General Motors and travel operator Pilot said Thursday they will develop a national network of 2,000 electric vehicle charging stalls at travel centers to make it easier to recharge near US highways.
These stations will be co-branded with Pilot Flying J and Altium Charge 360, which will be operated by EVGO and open to all, the companies said. EV Brand at 500 Pilot and Flying J Travel Centers. The companies did not disclose financial investments.
Shamik Konar, chief executive officer of the pilot company, said, “GM and the pilot company designed this program to combine private investment with government grants and utility programs to reduce range anxiety and reduce long-distance concerns. To bridge the gap in demand for EV chargers.
Last month, the US Department of Transportation (USDOT) proposed minimum standards and requirements to states for EV charging projects funded under a $5 billion (about Rs 40,000 crore) government program.
The Biden administration says states should prioritize investment along interstate highways, installing EV charging infrastructure every 50 miles (about 80 km) along interstate highways and within 1 mile (about 1.5 km) of highways to be located.
GM And pilot He said the program is targeting to set up charging stalls at 50-mile intervals.
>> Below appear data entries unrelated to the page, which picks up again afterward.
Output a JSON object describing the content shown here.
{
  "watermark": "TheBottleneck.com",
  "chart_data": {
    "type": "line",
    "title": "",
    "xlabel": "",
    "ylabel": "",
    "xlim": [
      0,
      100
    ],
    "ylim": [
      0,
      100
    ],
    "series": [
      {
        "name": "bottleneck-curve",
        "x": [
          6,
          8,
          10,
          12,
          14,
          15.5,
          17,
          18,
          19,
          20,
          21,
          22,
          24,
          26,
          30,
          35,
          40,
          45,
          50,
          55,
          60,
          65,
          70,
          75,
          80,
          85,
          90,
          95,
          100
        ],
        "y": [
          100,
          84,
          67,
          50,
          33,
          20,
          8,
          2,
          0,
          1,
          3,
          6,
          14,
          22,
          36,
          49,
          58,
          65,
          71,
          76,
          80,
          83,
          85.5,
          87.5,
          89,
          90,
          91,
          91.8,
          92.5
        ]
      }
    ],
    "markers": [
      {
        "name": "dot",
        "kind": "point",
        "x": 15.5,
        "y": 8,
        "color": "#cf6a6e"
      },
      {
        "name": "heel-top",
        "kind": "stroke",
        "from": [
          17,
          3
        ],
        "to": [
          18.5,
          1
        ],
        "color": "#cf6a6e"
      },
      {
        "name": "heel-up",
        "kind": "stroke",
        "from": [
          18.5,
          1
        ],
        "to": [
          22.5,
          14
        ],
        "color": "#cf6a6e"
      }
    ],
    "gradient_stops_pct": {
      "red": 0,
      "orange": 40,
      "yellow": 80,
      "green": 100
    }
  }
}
This is part of GM’s previously announced approximately $750 million (about Rs 6,000 crore) investment in EV charging infrastructure.
GM CEO Mary Barra said that “the right charging infrastructure exists, which is a vital piece of an all-electric US auto fleet”. The automaker plans to eliminate tailpipe emissions from new vehicles by 2035.
GM had earlier said that it is collaborating with EVGO to build a network of 3,250 charging stalls in major metro areas by 2025. Pilot recently announced plans to invest $1 billion (about Rs 8,000 crore) to upgrade its travel hubs.
By 2030, President Joe Biden wants 50 percent of all new vehicles sold to be electric or plug-in hybrid electric models and 500,000 new EV charging stations; He does not support the phasing out of sales of new gasoline-powered vehicles by 2030.
© Thomson Reuters 2022